By Zachary Stieber
Emails from the FBI to Twitter released on Dec. 16 showed bureau officials flagging specific people for Twitter to take action against, the latest tranche of documents that bolster evidence that the government and Big Tech have been colluding to censor Americans.
In one missive dated Nov. 3, FBI officials flagged 25 accounts, including that of the media outlet Right Side Broadcasting Network that had created posts that “may warrant additional action due to the accounts being utilized to spread misinformation about the upcoming election.” The list was sent to Twitter several days later by Elvis Chan, a top official at the FBI’s office in San Francisco.
In another email, dated Nov. 10, the FBI’s San Francisco field office sent Twitter four accounts, stating that agents believed they “may potentially constitute violations of Twitter’s Terms of Service for any action or inaction deemed appropriate within Twitter policy.”
A third email, an internal Twitter missive, showed that Twitter was processing a list of posts that had been flagged by the FBI for “Possible Violative Content.” One of the posts commented on a video of then-Democrat New York Gov. Andrew Cuomo talking about COVID-19 vaccine mandates and stated: “This is our future guys if the dems get full control. If you are in George you better vote Wednesday.”
The emails were released by journalist Matt Taibbi.
Twitter CEO Elon Musk has said that he granted Taibbi and other journalists access to Twitter documents.
Musk shared Taibbi’s thread of posts shortly after it was posted.
Multiple accounts that the FBI flagged were banned, including at least one with a handle indicating they are based in the United States.
Twitter and the FBI did not immediately respond to requests for comment.
The files showed that the FBI and Yoel Roth, the recently departed head of trust and safety at Twitter, exchanged over 150 emails between January 2020 and November 2022, according to Taibbi. Chan said that he was regularly in contact with Roth and another senior Twitter official, Will Newland, who also recently left the company after Musk took over. Chan also said he was regularly in touch with equivalent officials at other big tech firms, including Google and Facebook.
Big Tech Depositions
Chan was recently deposed in the case brought by the states of Missouri and Louisiana against the government and big tech firms, including Twitter, for alleged censorship coordination.
Chan said under oath that the FBI set up a command post ahead of the 2020 election to send election-related posts to Twitter and other platforms for possible action. A similar group flagged posts on the day of the 2022 midterms, Chan said.
“I remember in some cases they would relay that they had taken down the posts.

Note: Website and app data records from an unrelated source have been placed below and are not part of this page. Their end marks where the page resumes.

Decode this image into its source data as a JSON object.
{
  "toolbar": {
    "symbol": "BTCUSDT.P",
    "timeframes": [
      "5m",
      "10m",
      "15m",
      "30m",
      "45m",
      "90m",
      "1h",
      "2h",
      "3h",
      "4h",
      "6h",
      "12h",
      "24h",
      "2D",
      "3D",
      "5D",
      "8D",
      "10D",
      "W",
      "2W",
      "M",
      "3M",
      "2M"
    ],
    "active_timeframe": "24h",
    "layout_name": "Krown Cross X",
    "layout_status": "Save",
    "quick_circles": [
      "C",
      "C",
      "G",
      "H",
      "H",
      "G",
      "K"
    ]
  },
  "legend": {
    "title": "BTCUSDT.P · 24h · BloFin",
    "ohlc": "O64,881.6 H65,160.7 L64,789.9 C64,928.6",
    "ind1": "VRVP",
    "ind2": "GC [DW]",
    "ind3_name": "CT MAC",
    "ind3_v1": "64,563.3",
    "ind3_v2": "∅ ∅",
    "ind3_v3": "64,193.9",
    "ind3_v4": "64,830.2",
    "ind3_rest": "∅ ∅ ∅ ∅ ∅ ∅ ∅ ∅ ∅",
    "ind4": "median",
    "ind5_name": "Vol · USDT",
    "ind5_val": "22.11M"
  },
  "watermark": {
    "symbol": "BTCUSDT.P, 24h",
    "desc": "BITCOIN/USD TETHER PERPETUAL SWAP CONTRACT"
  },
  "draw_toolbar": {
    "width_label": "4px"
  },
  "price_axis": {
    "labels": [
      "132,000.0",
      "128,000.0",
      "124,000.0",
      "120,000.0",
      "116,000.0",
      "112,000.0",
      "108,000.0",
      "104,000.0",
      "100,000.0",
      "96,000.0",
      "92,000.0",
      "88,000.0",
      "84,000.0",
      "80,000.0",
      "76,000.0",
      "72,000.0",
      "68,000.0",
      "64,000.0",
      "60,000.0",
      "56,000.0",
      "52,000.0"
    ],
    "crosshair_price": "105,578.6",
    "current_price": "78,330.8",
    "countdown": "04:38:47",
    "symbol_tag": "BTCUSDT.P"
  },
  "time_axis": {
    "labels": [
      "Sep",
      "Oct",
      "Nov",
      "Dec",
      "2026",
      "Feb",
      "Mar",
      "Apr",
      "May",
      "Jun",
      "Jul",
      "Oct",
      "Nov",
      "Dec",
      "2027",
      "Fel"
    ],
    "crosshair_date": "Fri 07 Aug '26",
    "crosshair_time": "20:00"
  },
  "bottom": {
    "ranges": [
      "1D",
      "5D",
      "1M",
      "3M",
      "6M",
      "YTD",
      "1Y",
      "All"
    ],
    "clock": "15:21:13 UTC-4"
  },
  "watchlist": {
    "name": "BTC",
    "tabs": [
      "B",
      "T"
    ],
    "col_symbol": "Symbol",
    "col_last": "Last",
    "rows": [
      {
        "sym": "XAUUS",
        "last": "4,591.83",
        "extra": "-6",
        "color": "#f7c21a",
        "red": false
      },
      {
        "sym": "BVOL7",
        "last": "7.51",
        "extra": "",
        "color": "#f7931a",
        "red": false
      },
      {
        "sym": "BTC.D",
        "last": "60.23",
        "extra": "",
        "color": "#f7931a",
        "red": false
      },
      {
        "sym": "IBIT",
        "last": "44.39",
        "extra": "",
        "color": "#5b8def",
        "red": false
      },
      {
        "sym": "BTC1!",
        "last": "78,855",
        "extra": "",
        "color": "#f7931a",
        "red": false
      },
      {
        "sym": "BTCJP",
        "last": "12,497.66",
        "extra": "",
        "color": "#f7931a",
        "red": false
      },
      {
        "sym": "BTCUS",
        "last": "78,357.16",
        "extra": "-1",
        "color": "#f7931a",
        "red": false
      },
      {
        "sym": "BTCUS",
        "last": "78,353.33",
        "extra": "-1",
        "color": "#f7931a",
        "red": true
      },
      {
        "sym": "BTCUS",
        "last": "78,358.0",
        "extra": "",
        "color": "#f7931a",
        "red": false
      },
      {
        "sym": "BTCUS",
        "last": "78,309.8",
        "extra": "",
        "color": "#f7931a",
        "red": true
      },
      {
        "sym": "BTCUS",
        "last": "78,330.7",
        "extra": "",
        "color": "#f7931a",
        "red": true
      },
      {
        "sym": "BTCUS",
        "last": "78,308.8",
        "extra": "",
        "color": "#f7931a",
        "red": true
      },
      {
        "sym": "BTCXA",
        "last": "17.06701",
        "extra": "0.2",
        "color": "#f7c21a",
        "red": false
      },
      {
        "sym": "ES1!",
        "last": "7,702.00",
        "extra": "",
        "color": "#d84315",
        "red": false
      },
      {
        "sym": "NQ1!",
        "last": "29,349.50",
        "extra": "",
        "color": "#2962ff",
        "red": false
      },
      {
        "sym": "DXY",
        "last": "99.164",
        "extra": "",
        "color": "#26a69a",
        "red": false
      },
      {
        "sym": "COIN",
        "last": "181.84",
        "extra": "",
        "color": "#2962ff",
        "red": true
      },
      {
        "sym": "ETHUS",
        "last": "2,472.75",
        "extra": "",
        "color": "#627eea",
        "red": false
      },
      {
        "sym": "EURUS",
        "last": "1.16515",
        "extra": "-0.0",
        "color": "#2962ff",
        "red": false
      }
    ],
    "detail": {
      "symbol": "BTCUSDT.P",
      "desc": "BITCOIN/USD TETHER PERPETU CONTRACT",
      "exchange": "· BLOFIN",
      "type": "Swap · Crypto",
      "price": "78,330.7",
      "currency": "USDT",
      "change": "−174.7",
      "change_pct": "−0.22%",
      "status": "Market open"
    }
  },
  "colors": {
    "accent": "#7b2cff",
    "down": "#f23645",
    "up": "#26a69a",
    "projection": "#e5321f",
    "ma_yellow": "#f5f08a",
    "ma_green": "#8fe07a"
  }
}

In other cases, they would say that this did not violate their terms of service,” Chan said.
He categorized the FBI as having a “50 percent success rate.”
Chan was identified by Facebook as one of the officials who warned about a foreign “hack and leak” operation ahead of the 2020 election, shortly before the laptop computer owned by President Joe Biden’s son Hunter Biden was first reported on in October of that year.
“From my recollection, I remember that the FBI warned—that I or someone from the FBI warned—the social media companies about the potential for a 2016-style DNC hack-and-dump operation,” Chan said during the deposition.
Democratic National Committee files were posted online by WikiLeaks in 2016. U.S. officials have said the DNC was hacked on or around May 25 to June 1, 2016, but Crowdstrike, the firm the DNC hired to analyze what happened, has since told The Epoch Times that the DNC systems were not hacked during that time frame.
In October 2020, Twitter locked the New York Post, which first reported on Hunter Biden’s computer, out of its account, prevented other users from sharing the link, and curtailed the circulation of existing posts that had shared the story. Facebook also cut down on the article’s circulation.
Former Twitter CEO Jack Dorsey later said it was a mistake to censor the computer story, while Roth said, “in my opinion, yes,” when asked recently whether it was a mistake.
Previous sets of files released by Taibbi and others showed Twitter employees were confused over why the story was censored.
“I’m struggling to understand the policy basis for marking this as unsafe,” one said.
Now-former Twitter Deputy General Counsel Jim Baker—a former FBI lawyer—said in a different message that “we need more facts to assess whether the materials were hacked” but added that “at this stage, however, it is reasonable for us to assume that they may have been and that caution is warranted.”
Ivan Pentchoukov and Bill Pan contributed to this report.